Genetic predisposition to colorectal cancer: new pieces in the pediatric puzzle.J Pediatr Gastroenterol Nutr. 2006 Jul; 43(1):5-15.JP

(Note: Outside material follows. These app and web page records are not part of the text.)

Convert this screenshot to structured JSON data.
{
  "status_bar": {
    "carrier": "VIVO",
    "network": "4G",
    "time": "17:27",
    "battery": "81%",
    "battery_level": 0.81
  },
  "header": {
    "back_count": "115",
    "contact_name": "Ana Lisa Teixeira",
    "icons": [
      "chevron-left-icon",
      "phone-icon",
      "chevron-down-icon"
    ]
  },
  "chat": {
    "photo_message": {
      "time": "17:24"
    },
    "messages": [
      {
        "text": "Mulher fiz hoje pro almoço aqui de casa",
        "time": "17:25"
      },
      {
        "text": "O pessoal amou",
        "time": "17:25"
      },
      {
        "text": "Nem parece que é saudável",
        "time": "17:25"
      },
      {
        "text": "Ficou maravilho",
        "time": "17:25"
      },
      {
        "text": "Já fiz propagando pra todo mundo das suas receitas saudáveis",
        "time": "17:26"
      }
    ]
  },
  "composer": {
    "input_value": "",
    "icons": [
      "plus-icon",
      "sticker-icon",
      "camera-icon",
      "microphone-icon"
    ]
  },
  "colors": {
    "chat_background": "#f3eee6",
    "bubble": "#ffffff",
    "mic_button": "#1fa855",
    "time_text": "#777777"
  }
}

Colorectal cancer is rare in childhood. The 2 best characterized familial syndromes, hereditary nonpolyposis colorectal cancer (HNPCC, Lynch syndrome) and familial adenomatous polyposis (FAP), are autosomal dominant inherited disorders. HNPCC is relevant to pediatric gastroenterology practice because children and adolescents with underlying colorectal cancer can have germ-line mutations of mismatch repair genes. Recent attention has focused on characterizing genetic predisposition to attenuated FAP in individuals who do not have germ-line mutations in the APC gene. The identification of a second mechanistic explanation called MYH-associated polyposis (MAP), which is an autosomal-recessive condition, has important implications for both screening and management strategies. Hereditary colorectal cancer including HNPCC, FAP, attenuated FAP and MYH-associated polyposis in children are the subject of this review.